Many of the bodies are found with pieces of paper in their pockets. Jotted are the names of victims or taunts. The paper should be tested for fingerprints. The handwriting should be compared and analyzed. Forensic photos should be taken at the crime scene to preserve any tire tracks of the vehicles dumping bodies and the direction from which they came and to which they subsequently head. Footprints can be photographed and preserved in the case that the body is carried to a point distant from the highway/road. The victim's clothing should be tested for fibers and shoes and sandals for soil samples. At a minimum, clothing should be preserved for future study. Most victims are shot. Entrance and exit wounds should be studied and photographed to determine if there is a commonality in weapon used, style of execution, etc. Signs of torture need to be logged and compared. The locations of abductions and where each person turns up can also establish patterns and leads. Balochistan is slightly smaller than the state of Montana in the USA. A person(s) could easily travel from one detention center to another to conduct interrogations and torture and just as readily dispose of the body in a variety of locations across the province. But given the sheer volume and the numbers of witnesses to each abduction, one can assume that this person(s) is known to many people and higher-ups.

Baloch citizens do their best to take photographs of the victims and log and record data about the crimes, but absent the help of local and national authorities and public pressure, not one killing has been solved. While one reason for the lack of public concern may be that people in the adjacent provinces happen to know very little about Balochistan (and The News devoted an entire June 2011 section to the reasons for this lack of awareness), the Baloch have published numerous lists, photos and videos of both the missing and the dead. As with the video of the executed boys, this information is readily available to anyone who cares to read more on the situation. The Baloch hold protests and demonstrations at press clubs. They shutterdown entire cities in Balochistan and yet somehow Pakistan's public remains uneducated about the scale of this crisis. The other side of the lack-of-interest equation was brought into stark relief with the killing of journalist Sayed Saleem Shahzad: too active an interest in the wrong people can also sign one's death warrant in Pakistan.

With little or no internal judicial support and no realistic hope of bringing in international investigators like the FBI--the types of investigators well-equipped to fight monsters, seeking help from the International Criminal Court, which can investigate crimes against humanity when national authorities are unable or unwilling to do so, may be the only recourse to solve these crimes against humanity.

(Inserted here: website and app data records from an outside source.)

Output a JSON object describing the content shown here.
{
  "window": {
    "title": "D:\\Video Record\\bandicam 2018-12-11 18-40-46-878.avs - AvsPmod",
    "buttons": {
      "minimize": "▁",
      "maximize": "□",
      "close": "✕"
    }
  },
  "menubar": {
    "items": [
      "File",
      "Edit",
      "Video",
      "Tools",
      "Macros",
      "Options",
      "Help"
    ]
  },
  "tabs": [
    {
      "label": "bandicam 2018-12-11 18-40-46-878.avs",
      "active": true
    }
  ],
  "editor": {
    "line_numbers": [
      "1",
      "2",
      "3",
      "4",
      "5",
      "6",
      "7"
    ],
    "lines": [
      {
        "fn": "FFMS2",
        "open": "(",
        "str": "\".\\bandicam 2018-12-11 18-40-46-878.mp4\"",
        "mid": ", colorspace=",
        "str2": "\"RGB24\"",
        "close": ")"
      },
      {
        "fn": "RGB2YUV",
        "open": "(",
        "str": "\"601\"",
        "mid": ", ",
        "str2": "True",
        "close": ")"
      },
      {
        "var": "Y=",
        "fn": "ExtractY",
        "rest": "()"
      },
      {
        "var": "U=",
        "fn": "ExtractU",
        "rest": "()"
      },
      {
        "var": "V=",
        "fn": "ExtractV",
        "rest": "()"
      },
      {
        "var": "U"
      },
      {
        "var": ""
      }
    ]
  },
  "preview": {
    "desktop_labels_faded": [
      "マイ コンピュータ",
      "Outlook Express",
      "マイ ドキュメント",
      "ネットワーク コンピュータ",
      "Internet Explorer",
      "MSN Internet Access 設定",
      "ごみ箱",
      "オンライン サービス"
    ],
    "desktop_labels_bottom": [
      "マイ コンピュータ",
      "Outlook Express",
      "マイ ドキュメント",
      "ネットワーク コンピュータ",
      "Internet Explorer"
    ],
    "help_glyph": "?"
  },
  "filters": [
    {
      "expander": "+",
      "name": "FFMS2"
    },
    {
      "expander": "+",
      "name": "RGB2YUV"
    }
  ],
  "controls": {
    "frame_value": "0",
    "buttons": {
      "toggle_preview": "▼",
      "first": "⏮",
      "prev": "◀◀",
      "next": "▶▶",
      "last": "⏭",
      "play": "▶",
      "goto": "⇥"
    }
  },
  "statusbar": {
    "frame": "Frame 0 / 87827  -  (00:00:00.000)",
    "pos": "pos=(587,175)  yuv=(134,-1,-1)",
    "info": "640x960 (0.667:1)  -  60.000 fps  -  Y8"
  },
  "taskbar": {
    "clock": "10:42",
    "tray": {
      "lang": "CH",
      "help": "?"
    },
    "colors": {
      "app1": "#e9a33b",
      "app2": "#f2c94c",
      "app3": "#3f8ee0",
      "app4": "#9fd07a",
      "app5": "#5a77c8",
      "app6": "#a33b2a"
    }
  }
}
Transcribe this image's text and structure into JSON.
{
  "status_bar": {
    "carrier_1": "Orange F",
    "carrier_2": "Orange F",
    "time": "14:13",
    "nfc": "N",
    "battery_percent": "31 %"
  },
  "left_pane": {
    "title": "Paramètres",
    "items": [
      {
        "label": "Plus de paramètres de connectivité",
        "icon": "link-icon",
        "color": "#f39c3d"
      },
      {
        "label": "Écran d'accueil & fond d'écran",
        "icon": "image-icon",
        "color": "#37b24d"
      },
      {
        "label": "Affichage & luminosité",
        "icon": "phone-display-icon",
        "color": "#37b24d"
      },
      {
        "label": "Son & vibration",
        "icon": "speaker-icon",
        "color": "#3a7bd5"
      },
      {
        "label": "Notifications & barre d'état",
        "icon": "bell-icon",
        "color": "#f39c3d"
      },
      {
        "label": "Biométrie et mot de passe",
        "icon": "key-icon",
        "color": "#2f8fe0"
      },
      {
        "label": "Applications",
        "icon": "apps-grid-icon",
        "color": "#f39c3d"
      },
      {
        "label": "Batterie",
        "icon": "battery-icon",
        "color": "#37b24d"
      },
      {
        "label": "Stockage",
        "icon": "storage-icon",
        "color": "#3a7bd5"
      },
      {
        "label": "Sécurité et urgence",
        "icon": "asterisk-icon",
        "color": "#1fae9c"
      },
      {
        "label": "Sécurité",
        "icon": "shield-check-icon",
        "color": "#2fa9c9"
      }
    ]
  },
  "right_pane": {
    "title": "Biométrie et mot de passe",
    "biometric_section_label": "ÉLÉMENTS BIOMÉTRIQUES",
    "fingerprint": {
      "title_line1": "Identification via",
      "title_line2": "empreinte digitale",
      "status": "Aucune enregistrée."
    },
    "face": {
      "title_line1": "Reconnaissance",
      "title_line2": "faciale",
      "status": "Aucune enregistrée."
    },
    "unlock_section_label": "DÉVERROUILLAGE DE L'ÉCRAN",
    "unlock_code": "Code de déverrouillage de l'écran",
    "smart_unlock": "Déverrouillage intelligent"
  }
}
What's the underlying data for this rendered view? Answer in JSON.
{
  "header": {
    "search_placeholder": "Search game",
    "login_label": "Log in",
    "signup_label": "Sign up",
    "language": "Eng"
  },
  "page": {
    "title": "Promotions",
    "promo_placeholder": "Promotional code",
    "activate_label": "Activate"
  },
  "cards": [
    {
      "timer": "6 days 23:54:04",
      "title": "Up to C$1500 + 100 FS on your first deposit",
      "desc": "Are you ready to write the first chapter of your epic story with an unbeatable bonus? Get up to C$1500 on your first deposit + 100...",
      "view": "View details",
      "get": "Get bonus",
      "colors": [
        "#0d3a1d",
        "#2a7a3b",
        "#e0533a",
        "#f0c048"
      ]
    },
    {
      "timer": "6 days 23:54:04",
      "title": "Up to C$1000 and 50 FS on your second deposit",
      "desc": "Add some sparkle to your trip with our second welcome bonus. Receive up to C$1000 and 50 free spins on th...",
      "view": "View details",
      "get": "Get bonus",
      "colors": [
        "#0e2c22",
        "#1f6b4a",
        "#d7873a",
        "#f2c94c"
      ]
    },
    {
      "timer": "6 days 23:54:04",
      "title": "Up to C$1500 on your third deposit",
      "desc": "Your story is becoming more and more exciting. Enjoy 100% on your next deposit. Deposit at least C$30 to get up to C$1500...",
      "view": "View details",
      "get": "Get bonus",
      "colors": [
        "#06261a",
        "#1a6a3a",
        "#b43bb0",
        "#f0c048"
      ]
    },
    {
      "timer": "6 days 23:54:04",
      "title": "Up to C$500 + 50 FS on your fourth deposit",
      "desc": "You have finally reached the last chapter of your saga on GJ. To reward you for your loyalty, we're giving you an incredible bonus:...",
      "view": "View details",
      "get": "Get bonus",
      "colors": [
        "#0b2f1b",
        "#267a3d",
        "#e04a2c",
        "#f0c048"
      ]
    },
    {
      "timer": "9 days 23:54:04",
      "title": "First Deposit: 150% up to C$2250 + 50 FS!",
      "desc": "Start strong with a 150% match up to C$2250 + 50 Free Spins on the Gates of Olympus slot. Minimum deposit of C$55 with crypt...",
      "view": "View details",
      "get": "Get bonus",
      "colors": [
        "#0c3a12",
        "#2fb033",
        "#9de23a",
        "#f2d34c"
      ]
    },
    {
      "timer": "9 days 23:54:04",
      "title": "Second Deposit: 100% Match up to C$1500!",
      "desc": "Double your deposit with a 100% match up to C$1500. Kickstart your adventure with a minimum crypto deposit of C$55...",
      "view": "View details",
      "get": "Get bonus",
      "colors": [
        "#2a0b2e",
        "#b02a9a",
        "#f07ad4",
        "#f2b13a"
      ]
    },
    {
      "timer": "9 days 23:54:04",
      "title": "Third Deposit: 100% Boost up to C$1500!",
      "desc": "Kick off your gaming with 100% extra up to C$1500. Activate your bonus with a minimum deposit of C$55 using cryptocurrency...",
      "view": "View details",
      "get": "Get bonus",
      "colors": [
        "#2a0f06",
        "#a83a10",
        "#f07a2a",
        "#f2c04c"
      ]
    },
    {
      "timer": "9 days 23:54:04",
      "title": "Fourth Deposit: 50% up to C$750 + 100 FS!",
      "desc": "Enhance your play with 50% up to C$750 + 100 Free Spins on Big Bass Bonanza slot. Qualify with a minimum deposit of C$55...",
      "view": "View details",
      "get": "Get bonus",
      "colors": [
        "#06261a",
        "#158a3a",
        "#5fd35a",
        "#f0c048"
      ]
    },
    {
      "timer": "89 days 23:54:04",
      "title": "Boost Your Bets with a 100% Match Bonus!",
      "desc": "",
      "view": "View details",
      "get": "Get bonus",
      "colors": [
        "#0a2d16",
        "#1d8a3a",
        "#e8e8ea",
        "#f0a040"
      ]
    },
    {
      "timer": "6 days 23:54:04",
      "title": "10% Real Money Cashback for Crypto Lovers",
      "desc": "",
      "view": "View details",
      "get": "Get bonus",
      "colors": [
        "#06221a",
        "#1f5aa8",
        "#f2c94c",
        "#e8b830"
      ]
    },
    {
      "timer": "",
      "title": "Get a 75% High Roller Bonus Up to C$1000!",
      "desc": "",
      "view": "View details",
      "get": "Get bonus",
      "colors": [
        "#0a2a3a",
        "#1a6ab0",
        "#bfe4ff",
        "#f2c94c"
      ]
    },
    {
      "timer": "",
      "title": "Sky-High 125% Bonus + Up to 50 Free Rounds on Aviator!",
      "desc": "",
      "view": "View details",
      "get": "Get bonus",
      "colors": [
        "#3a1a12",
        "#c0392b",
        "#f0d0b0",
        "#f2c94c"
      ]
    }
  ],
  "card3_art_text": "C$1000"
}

Finally, the USA has provided Pakistan with military and security-related aid of US $14.2 billion dollars since 2002, with 1.6 billion more projected for 2012.(2) It should be of great concern to American taxpayers that some of this money is being used to support, or at a minimum, hide knowledge of the identities of the the 'kill and dump' slayers of noncombatant civilians in Balochistan. Both Pakistani citizens and American taxpayers should be asking: Where in Pakistan are the men and women who 'fight monsters'?

(End. With further editing on June 27, 2011)

Note: To get some sense of the numbers involved, please scroll through this database (incomplete) of recent Baloch missing and murdered. One can click on column headings to sort. At present, 334 persons (and counting) are included.

(1) From Serial Murder Symposium Working Group, Note: some experts define a serial killer as one who commits three killings or more.

(2) Direct Overt U.S. Aid Appropriations and Military Reimbursements to Pakistan, FY2002-FY2012

(3) The ISI and Terrorism: Behind the Accusations, Jayshree Bajoria, Council on Foreign Relations, May 4, 2011